··· DATA IN THIS EXERCISE ···

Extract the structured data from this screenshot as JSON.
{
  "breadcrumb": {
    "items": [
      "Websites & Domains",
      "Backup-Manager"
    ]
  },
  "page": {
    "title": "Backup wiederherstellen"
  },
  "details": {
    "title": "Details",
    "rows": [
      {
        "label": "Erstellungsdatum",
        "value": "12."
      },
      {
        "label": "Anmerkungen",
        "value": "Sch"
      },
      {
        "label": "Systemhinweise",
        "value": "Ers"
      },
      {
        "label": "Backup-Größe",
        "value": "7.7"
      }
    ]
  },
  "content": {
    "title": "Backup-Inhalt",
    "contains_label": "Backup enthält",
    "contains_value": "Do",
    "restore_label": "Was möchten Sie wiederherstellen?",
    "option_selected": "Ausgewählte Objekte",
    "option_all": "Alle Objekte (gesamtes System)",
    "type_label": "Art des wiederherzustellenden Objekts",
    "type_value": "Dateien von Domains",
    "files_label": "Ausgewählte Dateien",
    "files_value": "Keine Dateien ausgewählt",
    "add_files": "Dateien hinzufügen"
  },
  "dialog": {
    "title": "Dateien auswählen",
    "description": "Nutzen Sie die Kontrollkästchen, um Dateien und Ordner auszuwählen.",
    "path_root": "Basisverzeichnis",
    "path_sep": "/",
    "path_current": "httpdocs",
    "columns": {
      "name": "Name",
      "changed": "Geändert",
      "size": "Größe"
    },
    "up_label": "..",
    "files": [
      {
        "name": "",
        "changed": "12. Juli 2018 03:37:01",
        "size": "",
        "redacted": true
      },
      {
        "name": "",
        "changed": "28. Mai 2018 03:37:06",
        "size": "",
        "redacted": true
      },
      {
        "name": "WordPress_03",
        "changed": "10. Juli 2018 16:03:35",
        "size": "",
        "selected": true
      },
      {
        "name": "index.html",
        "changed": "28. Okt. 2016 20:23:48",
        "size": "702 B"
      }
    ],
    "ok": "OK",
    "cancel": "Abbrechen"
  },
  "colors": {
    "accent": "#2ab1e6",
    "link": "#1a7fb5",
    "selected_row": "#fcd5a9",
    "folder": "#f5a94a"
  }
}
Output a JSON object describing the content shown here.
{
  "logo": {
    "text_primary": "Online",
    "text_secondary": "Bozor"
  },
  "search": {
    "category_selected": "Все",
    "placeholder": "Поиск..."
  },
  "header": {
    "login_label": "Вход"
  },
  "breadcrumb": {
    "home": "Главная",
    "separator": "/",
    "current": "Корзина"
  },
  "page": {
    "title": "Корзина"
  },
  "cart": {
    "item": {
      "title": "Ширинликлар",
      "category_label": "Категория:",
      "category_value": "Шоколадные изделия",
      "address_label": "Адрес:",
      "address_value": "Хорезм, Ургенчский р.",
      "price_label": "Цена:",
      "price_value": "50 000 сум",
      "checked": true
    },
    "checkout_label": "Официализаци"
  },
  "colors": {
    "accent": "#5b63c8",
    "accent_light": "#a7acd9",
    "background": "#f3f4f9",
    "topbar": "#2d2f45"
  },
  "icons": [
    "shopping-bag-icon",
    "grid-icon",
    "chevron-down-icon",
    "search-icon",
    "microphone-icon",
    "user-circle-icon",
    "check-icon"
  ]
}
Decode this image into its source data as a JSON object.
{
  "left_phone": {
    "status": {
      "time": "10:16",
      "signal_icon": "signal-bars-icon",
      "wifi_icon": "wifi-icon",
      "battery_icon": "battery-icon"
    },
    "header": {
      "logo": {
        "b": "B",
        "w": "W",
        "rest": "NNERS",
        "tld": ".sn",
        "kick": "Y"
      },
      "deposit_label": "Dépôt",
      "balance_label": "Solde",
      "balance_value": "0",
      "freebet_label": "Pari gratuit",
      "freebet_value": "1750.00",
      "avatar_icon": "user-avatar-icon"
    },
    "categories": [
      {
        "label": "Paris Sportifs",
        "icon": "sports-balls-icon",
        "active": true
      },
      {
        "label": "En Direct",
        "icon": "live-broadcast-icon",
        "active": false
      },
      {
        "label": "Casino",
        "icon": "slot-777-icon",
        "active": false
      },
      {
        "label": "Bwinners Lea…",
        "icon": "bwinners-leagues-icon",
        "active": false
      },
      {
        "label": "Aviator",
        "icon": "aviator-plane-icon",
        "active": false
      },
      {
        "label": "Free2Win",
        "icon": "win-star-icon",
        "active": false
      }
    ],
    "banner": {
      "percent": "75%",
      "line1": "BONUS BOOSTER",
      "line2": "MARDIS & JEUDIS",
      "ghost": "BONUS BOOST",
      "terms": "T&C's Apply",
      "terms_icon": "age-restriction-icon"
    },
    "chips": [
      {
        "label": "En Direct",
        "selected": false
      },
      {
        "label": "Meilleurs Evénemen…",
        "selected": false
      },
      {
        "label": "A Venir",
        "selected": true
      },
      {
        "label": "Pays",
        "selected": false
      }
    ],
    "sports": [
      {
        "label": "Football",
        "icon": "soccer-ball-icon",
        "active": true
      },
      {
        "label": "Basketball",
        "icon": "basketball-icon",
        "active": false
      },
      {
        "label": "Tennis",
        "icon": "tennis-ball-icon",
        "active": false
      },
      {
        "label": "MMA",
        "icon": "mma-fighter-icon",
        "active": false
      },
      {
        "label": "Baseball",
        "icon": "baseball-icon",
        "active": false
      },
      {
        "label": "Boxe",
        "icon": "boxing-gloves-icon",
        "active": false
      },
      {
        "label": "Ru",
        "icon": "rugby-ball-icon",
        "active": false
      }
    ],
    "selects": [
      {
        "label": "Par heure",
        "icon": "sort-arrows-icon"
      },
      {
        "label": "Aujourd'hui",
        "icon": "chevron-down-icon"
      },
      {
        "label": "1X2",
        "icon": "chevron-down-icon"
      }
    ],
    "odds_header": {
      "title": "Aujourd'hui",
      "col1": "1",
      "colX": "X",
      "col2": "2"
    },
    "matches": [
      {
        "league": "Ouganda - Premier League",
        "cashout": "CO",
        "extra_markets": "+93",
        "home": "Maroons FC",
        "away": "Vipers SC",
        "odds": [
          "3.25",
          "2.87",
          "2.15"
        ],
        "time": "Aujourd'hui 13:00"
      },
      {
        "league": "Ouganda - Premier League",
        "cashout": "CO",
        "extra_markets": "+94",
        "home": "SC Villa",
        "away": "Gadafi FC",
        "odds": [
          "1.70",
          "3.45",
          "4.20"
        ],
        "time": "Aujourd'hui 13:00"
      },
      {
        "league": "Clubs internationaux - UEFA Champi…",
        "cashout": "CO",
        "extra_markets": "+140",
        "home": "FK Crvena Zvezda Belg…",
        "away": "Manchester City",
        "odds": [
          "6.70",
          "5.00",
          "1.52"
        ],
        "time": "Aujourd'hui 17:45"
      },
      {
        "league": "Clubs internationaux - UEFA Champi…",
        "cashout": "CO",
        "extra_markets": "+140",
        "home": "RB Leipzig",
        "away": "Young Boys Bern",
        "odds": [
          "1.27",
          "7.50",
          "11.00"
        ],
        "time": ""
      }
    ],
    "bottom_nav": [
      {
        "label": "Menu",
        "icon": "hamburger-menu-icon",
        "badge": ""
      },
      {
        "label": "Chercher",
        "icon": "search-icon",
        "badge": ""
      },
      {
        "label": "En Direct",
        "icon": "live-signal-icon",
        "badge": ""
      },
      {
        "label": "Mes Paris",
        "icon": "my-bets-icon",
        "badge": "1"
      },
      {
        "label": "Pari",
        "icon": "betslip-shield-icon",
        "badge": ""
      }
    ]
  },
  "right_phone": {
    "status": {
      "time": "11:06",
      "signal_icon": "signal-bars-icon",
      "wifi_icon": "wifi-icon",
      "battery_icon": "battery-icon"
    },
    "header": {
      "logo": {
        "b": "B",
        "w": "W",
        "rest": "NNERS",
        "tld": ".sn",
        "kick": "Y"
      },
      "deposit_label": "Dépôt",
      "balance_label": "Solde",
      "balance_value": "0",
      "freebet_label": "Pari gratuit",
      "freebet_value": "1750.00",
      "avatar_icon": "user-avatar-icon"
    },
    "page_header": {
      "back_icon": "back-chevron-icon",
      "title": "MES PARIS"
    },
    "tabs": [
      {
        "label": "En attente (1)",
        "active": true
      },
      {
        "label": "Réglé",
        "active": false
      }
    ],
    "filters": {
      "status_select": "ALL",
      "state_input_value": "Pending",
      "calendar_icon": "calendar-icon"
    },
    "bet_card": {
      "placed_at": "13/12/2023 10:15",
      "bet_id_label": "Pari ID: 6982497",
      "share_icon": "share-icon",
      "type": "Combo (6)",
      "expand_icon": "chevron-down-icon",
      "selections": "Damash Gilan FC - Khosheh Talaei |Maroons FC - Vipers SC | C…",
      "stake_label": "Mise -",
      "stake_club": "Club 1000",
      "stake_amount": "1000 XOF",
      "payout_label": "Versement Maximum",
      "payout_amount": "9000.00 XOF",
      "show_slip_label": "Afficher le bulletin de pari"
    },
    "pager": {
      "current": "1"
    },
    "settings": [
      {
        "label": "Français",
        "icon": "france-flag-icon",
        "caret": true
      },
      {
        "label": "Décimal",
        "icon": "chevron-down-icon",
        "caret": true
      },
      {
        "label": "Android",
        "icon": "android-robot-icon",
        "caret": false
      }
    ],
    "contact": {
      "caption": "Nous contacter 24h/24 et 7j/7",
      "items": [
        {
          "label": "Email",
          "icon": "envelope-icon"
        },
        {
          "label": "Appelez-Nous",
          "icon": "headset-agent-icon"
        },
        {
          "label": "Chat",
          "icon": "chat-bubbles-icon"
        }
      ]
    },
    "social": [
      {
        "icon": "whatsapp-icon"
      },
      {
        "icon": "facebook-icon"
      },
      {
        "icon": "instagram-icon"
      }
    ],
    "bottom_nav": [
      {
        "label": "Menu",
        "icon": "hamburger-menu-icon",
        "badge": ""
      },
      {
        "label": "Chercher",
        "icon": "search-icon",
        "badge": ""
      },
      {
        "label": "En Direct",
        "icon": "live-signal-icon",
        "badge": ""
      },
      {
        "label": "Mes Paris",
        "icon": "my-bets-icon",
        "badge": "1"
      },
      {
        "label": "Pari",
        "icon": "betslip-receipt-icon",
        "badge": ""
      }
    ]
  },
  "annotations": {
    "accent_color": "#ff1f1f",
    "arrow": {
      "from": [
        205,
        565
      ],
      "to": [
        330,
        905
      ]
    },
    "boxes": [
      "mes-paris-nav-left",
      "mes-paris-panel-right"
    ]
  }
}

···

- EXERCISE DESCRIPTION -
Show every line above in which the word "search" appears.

- FINISHED EXERCISE -
  "search": {
    "search-icon",
        "icon": "search-icon",
        "icon": "search-icon",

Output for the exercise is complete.